Inside were lots of bikes – 48 of them, bright, shiny, with different colors and different models, from standard two-wheeled bikes to striders and three-wheelers that offer extra stability.

And the students had their pick of which bike they would be riding around for a little while – getting exercise, fresh air and fun.

The bicycles – and helmets – were courtesy of CentraCare’s Bicycle Fleet that is making the rounds to schools across Minnesota in an effort to help children learn traffic rules and other safety tips while getting exercise all at the same time.

It’s part of the “Walk!Bike!Fun!” pedestrian and bicycle safety curriculum that was developed by the Bike Alliance of Minnesota through a federal Safe Routes to School Grant in collaboration with the Center for Prevention at Blue Cross and Blue Shield of Minnesota.

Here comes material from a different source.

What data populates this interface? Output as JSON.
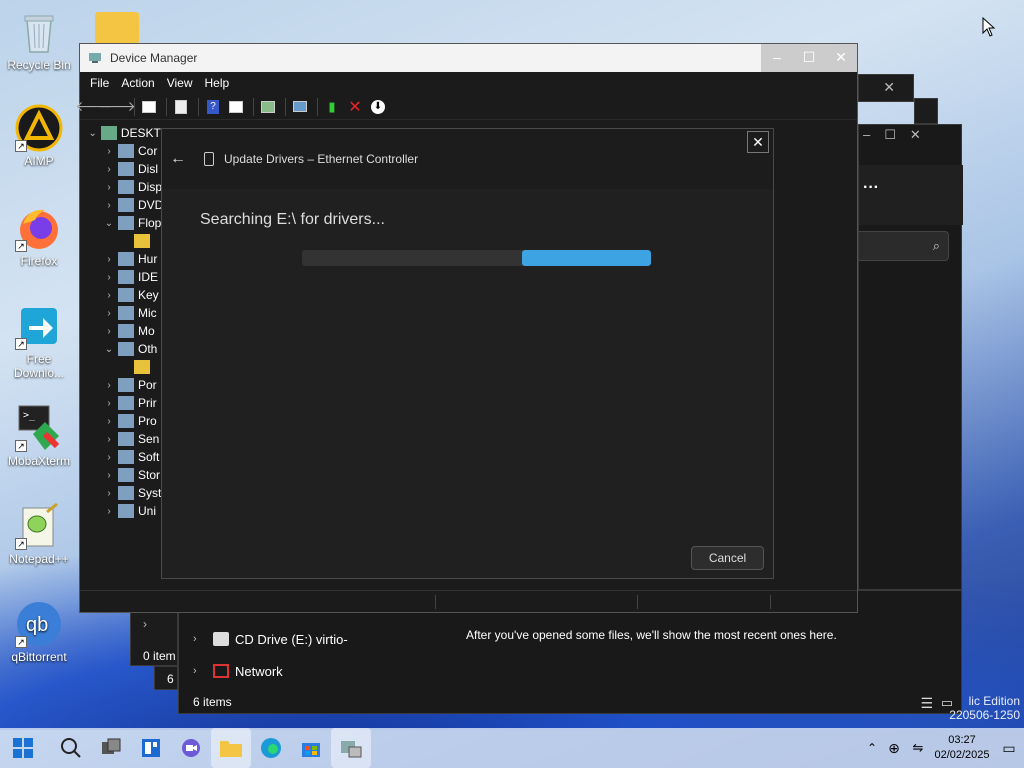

St. Agnes was able to use the bicycles for three weeks, Sept. 26 through Oct. 16 – much to the delight of students, such as Alexis Bruder. When asked what was the coolest thing about the bikes, she said with a big smile, “You get to ride bike at school!”

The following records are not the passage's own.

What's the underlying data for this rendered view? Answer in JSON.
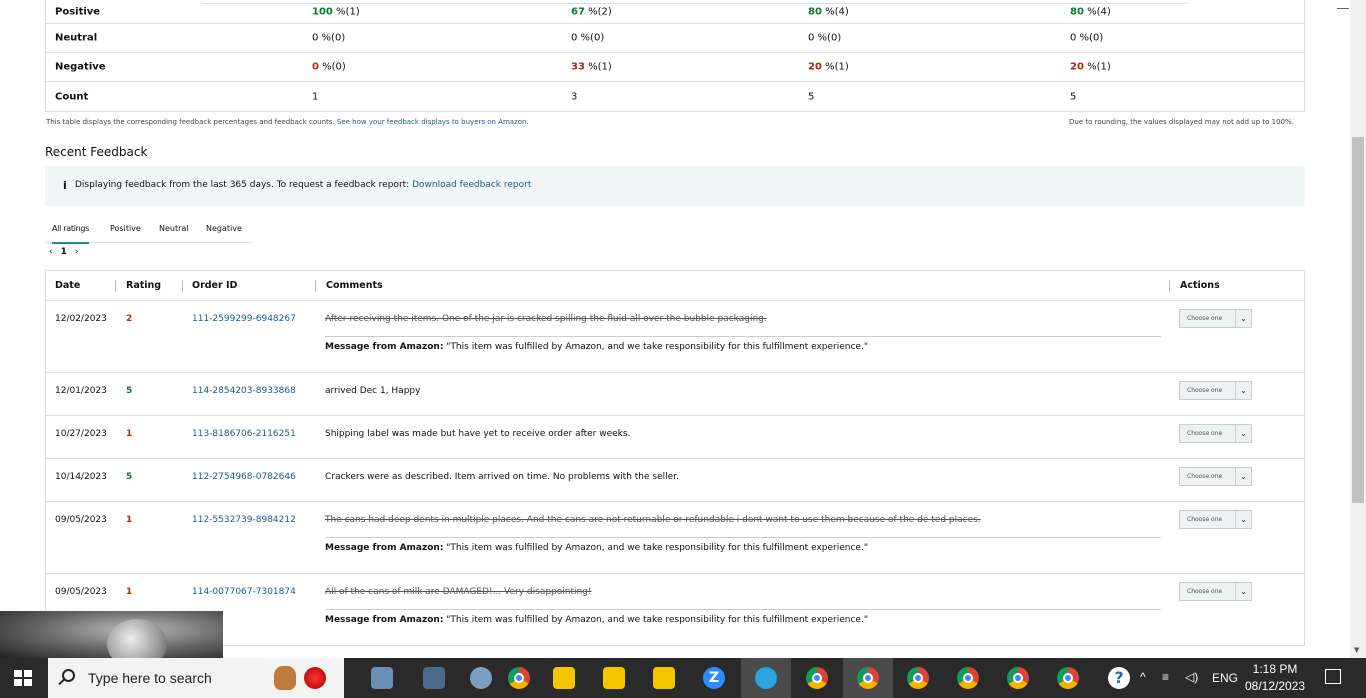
{
  "summary": {
    "rows": [
      {
        "label": "Positive",
        "cells": [
          {
            "pct": "100",
            "rest": " %(1)"
          },
          {
            "pct": "67",
            "rest": " %(2)"
          },
          {
            "pct": "80",
            "rest": " %(4)"
          },
          {
            "pct": "80",
            "rest": " %(4)"
          }
        ],
        "pct_color": "green"
      },
      {
        "label": "Neutral",
        "cells": [
          {
            "pct": "0",
            "rest": " %(0)"
          },
          {
            "pct": "0",
            "rest": " %(0)"
          },
          {
            "pct": "0",
            "rest": " %(0)"
          },
          {
            "pct": "0",
            "rest": " %(0)"
          }
        ],
        "pct_color": "none"
      },
      {
        "label": "Negative",
        "cells": [
          {
            "pct": "0",
            "rest": " %(0)"
          },
          {
            "pct": "33",
            "rest": " %(1)"
          },
          {
            "pct": "20",
            "rest": " %(1)"
          },
          {
            "pct": "20",
            "rest": " %(1)"
          }
        ],
        "pct_color": "red"
      },
      {
        "label": "Count",
        "cells": [
          {
            "pct": "1",
            "rest": ""
          },
          {
            "pct": "3",
            "rest": ""
          },
          {
            "pct": "5",
            "rest": ""
          },
          {
            "pct": "5",
            "rest": ""
          }
        ],
        "pct_color": "count"
      }
    ],
    "note_left": "This table displays the corresponding feedback percentages and feedback counts.",
    "note_link": "See how your feedback displays to buyers on Amazon.",
    "note_right": "Due to rounding, the values displayed may not add up to 100%."
  },
  "recent": {
    "title": "Recent Feedback",
    "info_text": "Displaying feedback from the last 365 days. To request a feedback report:",
    "info_link": "Download feedback report",
    "tabs": [
      "All ratings",
      "Positive",
      "Neutral",
      "Negative"
    ],
    "pager": {
      "prev": "‹",
      "page": "1",
      "next": "›"
    },
    "columns": {
      "date": "Date",
      "rating": "Rating",
      "order": "Order ID",
      "comments": "Comments",
      "actions": "Actions"
    },
    "select_label": "Choose one",
    "message_label": "Message from Amazon:",
    "message_text": "\"This item was fulfilled by Amazon, and we take responsibility for this fulfillment experience.\"",
    "rows": [
      {
        "date": "12/02/2023",
        "rating": "2",
        "rating_color": "red",
        "order": "111-2599299-6948267",
        "comment": "After receiving the items. One of the jar is cracked spilling the fluid all over the bubble packaging.",
        "strike": true
      },
      {
        "date": "12/01/2023",
        "rating": "5",
        "rating_color": "green",
        "order": "114-2854203-8933868",
        "comment": "arrived Dec 1, Happy",
        "strike": false
      },
      {
        "date": "10/27/2023",
        "rating": "1",
        "rating_color": "red",
        "order": "113-8186706-2116251",
        "comment": "Shipping label was made but have yet to receive order after weeks.",
        "strike": false
      },
      {
        "date": "10/14/2023",
        "rating": "5",
        "rating_color": "green",
        "order": "112-2754968-0782646",
        "comment": "Crackers were as described. Item arrived on time. No problems with the seller.",
        "strike": false
      },
      {
        "date": "09/05/2023",
        "rating": "1",
        "rating_color": "red",
        "order": "112-5532739-8984212",
        "comment": "The cans had deep dents in multiple places. And the cans are not returnable or refundable i dont want to use them because of the de ted places.",
        "strike": true
      },
      {
        "date": "09/05/2023",
        "rating": "1",
        "rating_color": "red",
        "order": "114-0077067-7301874",
        "comment": "All of the cans of milk are DAMAGED!... Very disappointing!",
        "strike": true
      }
    ]
  },
  "taskbar": {
    "search_placeholder": "Type here to search",
    "lang": "ENG",
    "time": "1:18 PM",
    "date": "08/12/2023"
  },
  "colors": {
    "green": "#067d30",
    "red": "#b12704",
    "link": "#1a5e8a",
    "accent": "#1a8f8f"
  }
}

Peterson and another St. Agnes teacher, Peggy Stowe, attended educator’s curriculum training for the program this past June in Long Prairie.

The bike fleet has been to several places since since its launch at the CentraCare Earth Day Run event on April 19, according to Hannah Dockendorf, community wellness specialist with CentraCare.

It has been to bike rodeos around St. Cloud and Sauk Centre, was used for the Walk! Bike! Fun! training in Long Prairie and St. Cloud, and stopped at a few different KIDSTOP sites in central Minnesota.

Each organization uses it for a different length of time, depending on what they are using it for and their staff capacity.

“When working with Barb at St. Agnes School, we suggested two weeks for the Walk! Bike! Fun! curriculum training and she said that worked out really well for them,” Dockendorf said.

The program’s goal is to reduce the number of children who are injured each year through unsafe walking and bicycling activities. Teaching children while they are in school to be safe on sidewalks and roads will help reduce those injuries, according to the Bicycle Alliance of Minnesota.

The curriculum includes lessons to teach:

  • How to safely cross the road.

  • Traffic laws and responsible riding.

  • Parts of a bike and proper attire including wearing a bike helmet.

  • Communicating with pedestrians and vehicle drivers.

  • Scanning, stopping and proper positioning on the road.

Additionally, newly added components of the curriculum will help educators use this curriculum in classrooms with students who need help or assistance walking and biking.

New in 2019, educators will find:

  • Activity adaptations to provide different ways to help teach the activity or skill by using a different piece of equipment or making modifications.

  • Tips to differentiated learning to help educators provide all students within their diverse classroom a range of different avenues for understanding new information.

  • An adaptive toolkit which provides a jumping-off point for using the curriculum with people with disabilities and a list of common bike adaptations.

  • Learn to Ride lessons for students who do not know how to ride a bicycle or may need a refresher.